* RECORDS SHOWN
== Segment start ==
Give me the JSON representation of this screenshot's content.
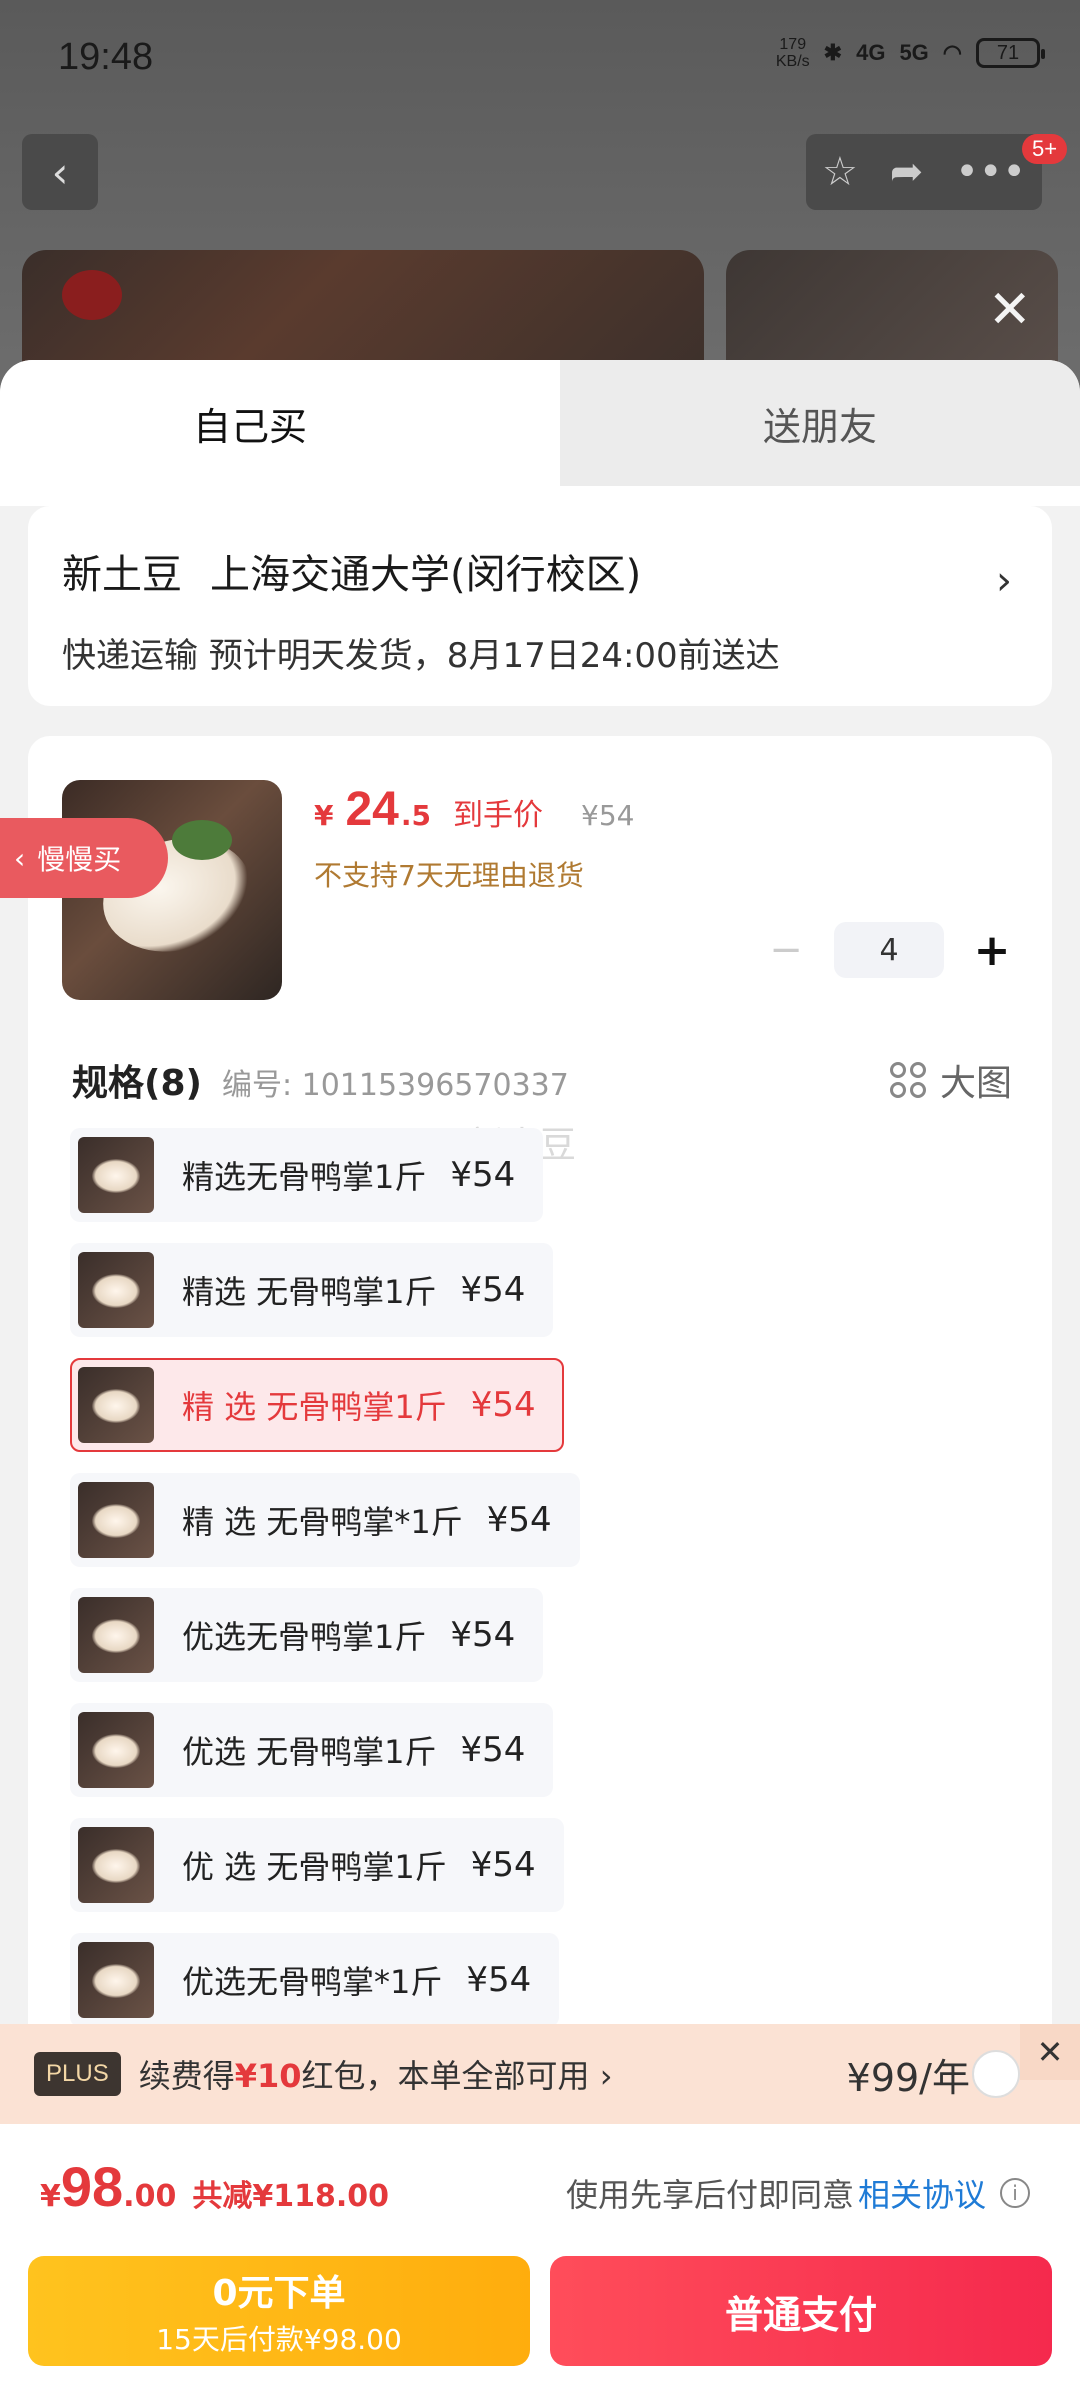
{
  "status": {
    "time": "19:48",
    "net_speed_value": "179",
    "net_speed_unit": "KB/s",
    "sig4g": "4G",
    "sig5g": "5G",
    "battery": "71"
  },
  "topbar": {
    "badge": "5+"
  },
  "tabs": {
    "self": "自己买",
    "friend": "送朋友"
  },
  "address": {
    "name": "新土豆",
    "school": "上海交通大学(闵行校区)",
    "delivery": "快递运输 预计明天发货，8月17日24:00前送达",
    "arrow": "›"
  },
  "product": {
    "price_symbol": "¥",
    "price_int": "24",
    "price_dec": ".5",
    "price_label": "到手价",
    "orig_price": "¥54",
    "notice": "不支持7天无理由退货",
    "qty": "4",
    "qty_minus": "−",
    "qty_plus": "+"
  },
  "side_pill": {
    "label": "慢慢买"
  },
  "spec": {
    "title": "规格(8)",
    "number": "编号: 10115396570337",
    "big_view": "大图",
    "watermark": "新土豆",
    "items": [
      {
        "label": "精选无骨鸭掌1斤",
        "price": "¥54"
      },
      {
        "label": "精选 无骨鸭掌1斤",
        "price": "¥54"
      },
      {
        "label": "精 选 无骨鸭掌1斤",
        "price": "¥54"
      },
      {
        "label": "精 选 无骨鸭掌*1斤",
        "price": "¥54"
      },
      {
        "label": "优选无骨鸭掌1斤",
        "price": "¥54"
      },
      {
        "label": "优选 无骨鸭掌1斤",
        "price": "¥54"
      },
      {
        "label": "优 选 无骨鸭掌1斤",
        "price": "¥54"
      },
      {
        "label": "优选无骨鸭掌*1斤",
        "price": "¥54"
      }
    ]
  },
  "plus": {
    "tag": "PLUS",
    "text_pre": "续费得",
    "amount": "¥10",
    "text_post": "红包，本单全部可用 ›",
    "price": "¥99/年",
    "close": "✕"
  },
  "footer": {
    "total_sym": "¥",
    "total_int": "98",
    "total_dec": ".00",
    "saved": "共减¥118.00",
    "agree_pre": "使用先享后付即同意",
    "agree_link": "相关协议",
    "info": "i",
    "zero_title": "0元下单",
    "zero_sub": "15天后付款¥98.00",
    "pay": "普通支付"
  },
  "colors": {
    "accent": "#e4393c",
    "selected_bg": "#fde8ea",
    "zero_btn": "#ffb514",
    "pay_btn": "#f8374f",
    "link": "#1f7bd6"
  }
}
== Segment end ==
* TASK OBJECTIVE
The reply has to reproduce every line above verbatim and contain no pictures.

* SOLUTION TO THIS EXERCISE
Give me the JSON representation of this screenshot's content.
{
  "status": {
    "time": "19:48",
    "net_speed_value": "179",
    "net_speed_unit": "KB/s",
    "sig4g": "4G",
    "sig5g": "5G",
    "battery": "71"
  },
  "topbar": {
    "badge": "5+"
  },
  "tabs": {
    "self": "自己买",
    "friend": "送朋友"
  },
  "address": {
    "name": "新土豆",
    "school": "上海交通大学(闵行校区)",
    "delivery": "快递运输 预计明天发货，8月17日24:00前送达",
    "arrow": "›"
  },
  "product": {
    "price_symbol": "¥",
    "price_int": "24",
    "price_dec": ".5",
    "price_label": "到手价",
    "orig_price": "¥54",
    "notice": "不支持7天无理由退货",
    "qty": "4",
    "qty_minus": "−",
    "qty_plus": "+"
  },
  "side_pill": {
    "label": "慢慢买"
  },
  "spec": {
    "title": "规格(8)",
    "number": "编号: 10115396570337",
    "big_view": "大图",
    "watermark": "新土豆",
    "items": [
      {
        "label": "精选无骨鸭掌1斤",
        "price": "¥54"
      },
      {
        "label": "精选 无骨鸭掌1斤",
        "price": "¥54"
      },
      {
        "label": "精 选 无骨鸭掌1斤",
        "price": "¥54"
      },
      {
        "label": "精 选 无骨鸭掌*1斤",
        "price": "¥54"
      },
      {
        "label": "优选无骨鸭掌1斤",
        "price": "¥54"
      },
      {
        "label": "优选 无骨鸭掌1斤",
        "price": "¥54"
      },
      {
        "label": "优 选 无骨鸭掌1斤",
        "price": "¥54"
      },
      {
        "label": "优选无骨鸭掌*1斤",
        "price": "¥54"
      }
    ]
  },
  "plus": {
    "tag": "PLUS",
    "text_pre": "续费得",
    "amount": "¥10",
    "text_post": "红包，本单全部可用 ›",
    "price": "¥99/年",
    "close": "✕"
  },
  "footer": {
    "total_sym": "¥",
    "total_int": "98",
    "total_dec": ".00",
    "saved": "共减¥118.00",
    "agree_pre": "使用先享后付即同意",
    "agree_link": "相关协议",
    "info": "i",
    "zero_title": "0元下单",
    "zero_sub": "15天后付款¥98.00",
    "pay": "普通支付"
  },
  "colors": {
    "accent": "#e4393c",
    "selected_bg": "#fde8ea",
    "zero_btn": "#ffb514",
    "pay_btn": "#f8374f",
    "link": "#1f7bd6"
  }
}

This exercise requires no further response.